Aim of the exercise →
Will you output the entries below exactly, skipping every image they contain?

The records →
—————

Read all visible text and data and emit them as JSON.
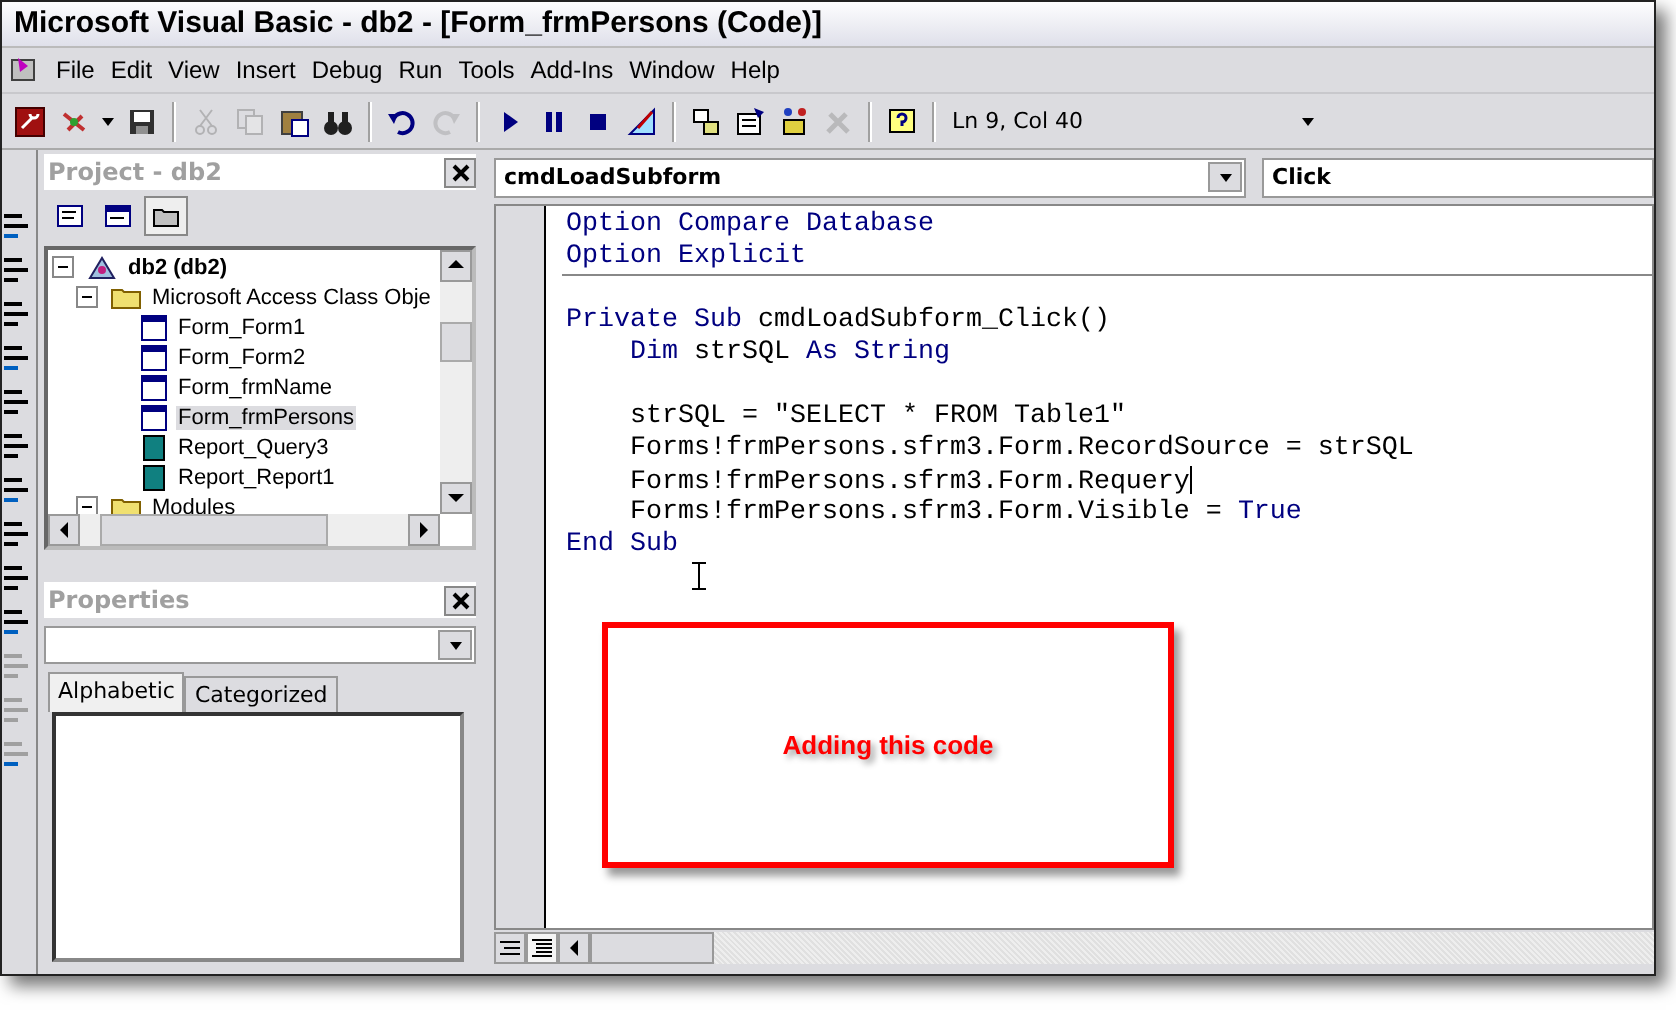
{
  "window": {
    "title": "Microsoft Visual Basic - db2 - [Form_frmPersons (Code)]"
  },
  "menu": [
    "File",
    "Edit",
    "View",
    "Insert",
    "Debug",
    "Run",
    "Tools",
    "Add-Ins",
    "Window",
    "Help"
  ],
  "toolbar": {
    "buttons": [
      {
        "disabled": false
      },
      {
        "disabled": false
      },
      {
        "disabled": false
      },
      {
        "disabled": true
      },
      {
        "disabled": true
      },
      {
        "disabled": false
      },
      {
        "disabled": false
      },
      {
        "disabled": false
      },
      {
        "disabled": true
      },
      {
        "disabled": false
      },
      {
        "disabled": false
      },
      {
        "disabled": false
      },
      {
        "disabled": false
      },
      {
        "disabled": false
      },
      {
        "disabled": false
      },
      {
        "disabled": false
      },
      {
        "disabled": true
      },
      {
        "disabled": false
      }
    ],
    "position": "Ln 9, Col 40"
  },
  "project": {
    "title": "Project - db2",
    "tree": [
      {
        "label": "db2 (db2)",
        "expanded": true,
        "selected": false,
        "children": [
          {
            "label": "Microsoft Access Class Obje",
            "expanded": true,
            "selected": false,
            "children": [
              {
                "label": "Form_Form1",
                "selected": false
              },
              {
                "label": "Form_Form2",
                "selected": false
              },
              {
                "label": "Form_frmName",
                "selected": false
              },
              {
                "label": "Form_frmPersons",
                "selected": true
              },
              {
                "label": "Report_Query3",
                "selected": false
              },
              {
                "label": "Report_Report1",
                "selected": false
              }
            ]
          },
          {
            "label": "Modules",
            "expanded": true,
            "selected": false
          }
        ]
      }
    ]
  },
  "properties": {
    "title": "Properties",
    "tabs": [
      {
        "label": "Alphabetic",
        "selected": true
      },
      {
        "label": "Categorized",
        "selected": false
      }
    ]
  },
  "code": {
    "object": "cmdLoadSubform",
    "procedure": "Click",
    "sections": [
      {
        "blocks": [
          [
            [
              {
                "text": "Option Compare Database",
                "kind": "keyword"
              }
            ],
            [
              {
                "text": "Option Explicit",
                "kind": "keyword"
              }
            ]
          ]
        ]
      },
      {
        "blocks": [
          [
            [
              {
                "text": "Private Sub",
                "kind": "keyword"
              },
              {
                "text": " cmdLoadSubform_Click()",
                "kind": "plain"
              }
            ],
            [
              {
                "text": "    Dim",
                "kind": "keyword"
              },
              {
                "text": " strSQL ",
                "kind": "plain"
              },
              {
                "text": "As String",
                "kind": "keyword"
              }
            ]
          ],
          [
            [
              {
                "text": "    strSQL = \"SELECT * FROM Table1\"",
                "kind": "plain"
              }
            ],
            [
              {
                "text": "    Forms!frmPersons.sfrm3.Form.RecordSource = strSQL",
                "kind": "plain"
              }
            ],
            [
              {
                "text": "    Forms!frmPersons.sfrm3.Form.Requery",
                "kind": "plain"
              }
            ],
            [
              {
                "text": "    Forms!frmPersons.sfrm3.Form.Visible = ",
                "kind": "plain"
              },
              {
                "text": "True",
                "kind": "keyword"
              }
            ],
            [
              {
                "text": "End Sub",
                "kind": "keyword"
              }
            ]
          ]
        ]
      }
    ],
    "annotation": "Adding this code"
  }
}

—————

Task result →
Read all visible text and data and emit them as JSON.
{
  "window": {
    "title": "Microsoft Visual Basic - db2 - [Form_frmPersons (Code)]"
  },
  "menu": [
    "File",
    "Edit",
    "View",
    "Insert",
    "Debug",
    "Run",
    "Tools",
    "Add-Ins",
    "Window",
    "Help"
  ],
  "toolbar": {
    "buttons": [
      {
        "disabled": false
      },
      {
        "disabled": false
      },
      {
        "disabled": false
      },
      {
        "disabled": true
      },
      {
        "disabled": true
      },
      {
        "disabled": false
      },
      {
        "disabled": false
      },
      {
        "disabled": false
      },
      {
        "disabled": true
      },
      {
        "disabled": false
      },
      {
        "disabled": false
      },
      {
        "disabled": false
      },
      {
        "disabled": false
      },
      {
        "disabled": false
      },
      {
        "disabled": false
      },
      {
        "disabled": false
      },
      {
        "disabled": true
      },
      {
        "disabled": false
      }
    ],
    "position": "Ln 9, Col 40"
  },
  "project": {
    "title": "Project - db2",
    "tree": [
      {
        "label": "db2 (db2)",
        "expanded": true,
        "selected": false,
        "children": [
          {
            "label": "Microsoft Access Class Obje",
            "expanded": true,
            "selected": false,
            "children": [
              {
                "label": "Form_Form1",
                "selected": false
              },
              {
                "label": "Form_Form2",
                "selected": false
              },
              {
                "label": "Form_frmName",
                "selected": false
              },
              {
                "label": "Form_frmPersons",
                "selected": true
              },
              {
                "label": "Report_Query3",
                "selected": false
              },
              {
                "label": "Report_Report1",
                "selected": false
              }
            ]
          },
          {
            "label": "Modules",
            "expanded": true,
            "selected": false
          }
        ]
      }
    ]
  },
  "properties": {
    "title": "Properties",
    "tabs": [
      {
        "label": "Alphabetic",
        "selected": true
      },
      {
        "label": "Categorized",
        "selected": false
      }
    ]
  },
  "code": {
    "object": "cmdLoadSubform",
    "procedure": "Click",
    "sections": [
      {
        "blocks": [
          [
            [
              {
                "text": "Option Compare Database",
                "kind": "keyword"
              }
            ],
            [
              {
                "text": "Option Explicit",
                "kind": "keyword"
              }
            ]
          ]
        ]
      },
      {
        "blocks": [
          [
            [
              {
                "text": "Private Sub",
                "kind": "keyword"
              },
              {
                "text": " cmdLoadSubform_Click()",
                "kind": "plain"
              }
            ],
            [
              {
                "text": "    Dim",
                "kind": "keyword"
              },
              {
                "text": " strSQL ",
                "kind": "plain"
              },
              {
                "text": "As String",
                "kind": "keyword"
              }
            ]
          ],
          [
            [
              {
                "text": "    strSQL = \"SELECT * FROM Table1\"",
                "kind": "plain"
              }
            ],
            [
              {
                "text": "    Forms!frmPersons.sfrm3.Form.RecordSource = strSQL",
                "kind": "plain"
              }
            ],
            [
              {
                "text": "    Forms!frmPersons.sfrm3.Form.Requery",
                "kind": "plain"
              }
            ],
            [
              {
                "text": "    Forms!frmPersons.sfrm3.Form.Visible = ",
                "kind": "plain"
              },
              {
                "text": "True",
                "kind": "keyword"
              }
            ],
            [
              {
                "text": "End Sub",
                "kind": "keyword"
              }
            ]
          ]
        ]
      }
    ],
    "annotation": "Adding this code"
  }
}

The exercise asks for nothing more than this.